Under the Health Act 2004, the Health Service Executive (HSE) is required to manage and deliver, or arrange to be delivered on its behalf, health and personal social services. Section 6 of the HSE Governance Act 2013 bars the Minister for Health from directing the HSE to provide a treatment or a personal service to any individual or to confer eligibility on any individual.

The National Waiting List Management Policy, a standardised approach to managing scheduled care treatment for in-patient, day case and planned procedures, since January 2014, has been developed to ensure that all administrative, managerial and clinical staff follow an agreed national minimum standard for the management and administration of waiting lists for scheduled care. This policy, which has been adopted by the HSE, sets out the processes that hospitals are to implement to manage waiting lists.

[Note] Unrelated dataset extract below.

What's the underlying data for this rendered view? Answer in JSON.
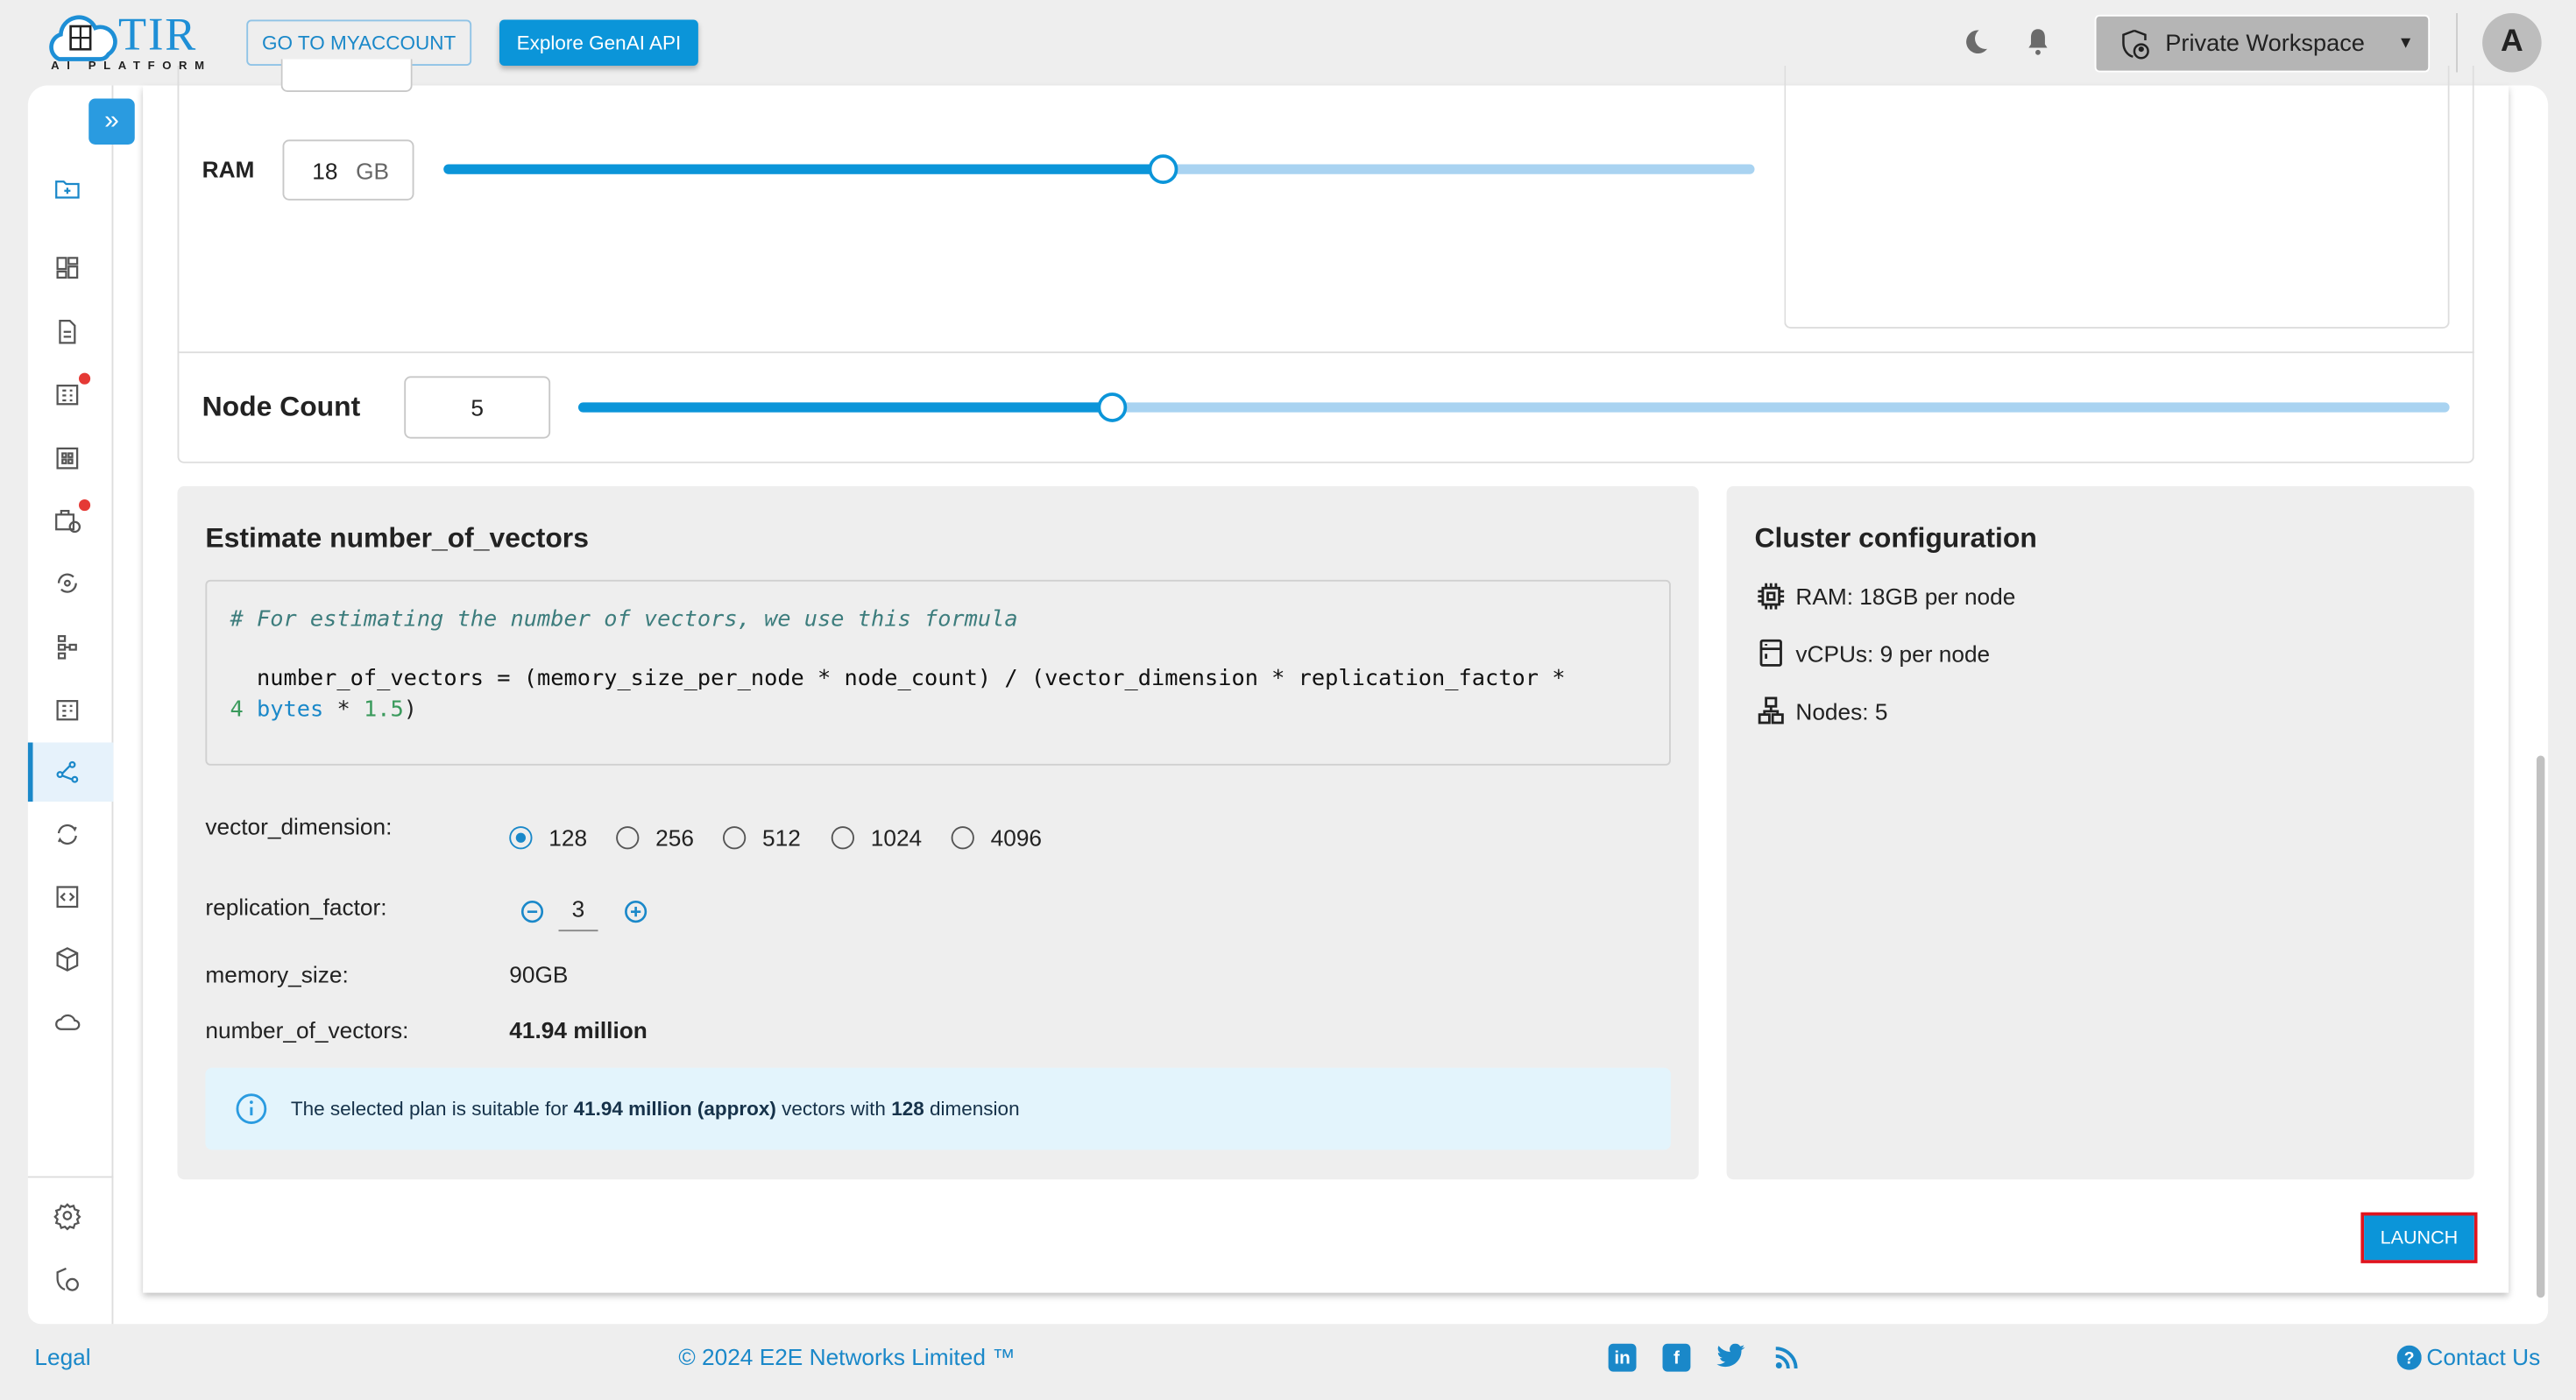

In relation to the particular query raised, as this is a service matter, I have asked the HSE to respond to the Deputy directly.

Medicinal Products Reimbursement

Questions (526)

Alan Kelly

Question:

526. Deputy Alan Kelly asked the Minister for Health the reason the HSE is refusing to cover circadin 2mg for a person (details supplied); and if he will make a statement on the matter. [44575/19]

View answer

Written answers (Question to Health)

As the particular issue raised relates to an individual case, I have arranged for the question to be referred to the HSE for direct reply to the Deputy.

Hospital Waiting Lists

Questions (527)

Niamh Smyth

Question:

527. Deputy Niamh Smyth asked the Minister for Health the status of an operation for a person (details supplied); and if he will make a statement on the matter. [44576/19]

View answer

Written answers (Question to Health)

Under the Health Act 2004, the Health Service Executive (HSE) is required to manage and deliver, or arrange to be delivered on its behalf, health and personal social services. Section 6 of the HSE Governance Act 2013 bars the Minister for Health from directing the HSE to provide a treatment or a personal service to any individual or to confer eligibility on any individual.

The National Waiting List Management Policy, a standardised approach to managing scheduled care treatment for in-patient, day case and planned procedures, since January 2014, has been developed to ensure that all administrative, managerial and clinical staff follow an agreed national minimum standard for the management and administration of waiting lists for scheduled care. This policy, which has been adopted by the HSE, sets out the processes that hospitals are to implement to manage waiting lists.

In relation to the particular query raised, as this is a service matter, I have asked the HSE to respond to the Deputy directly.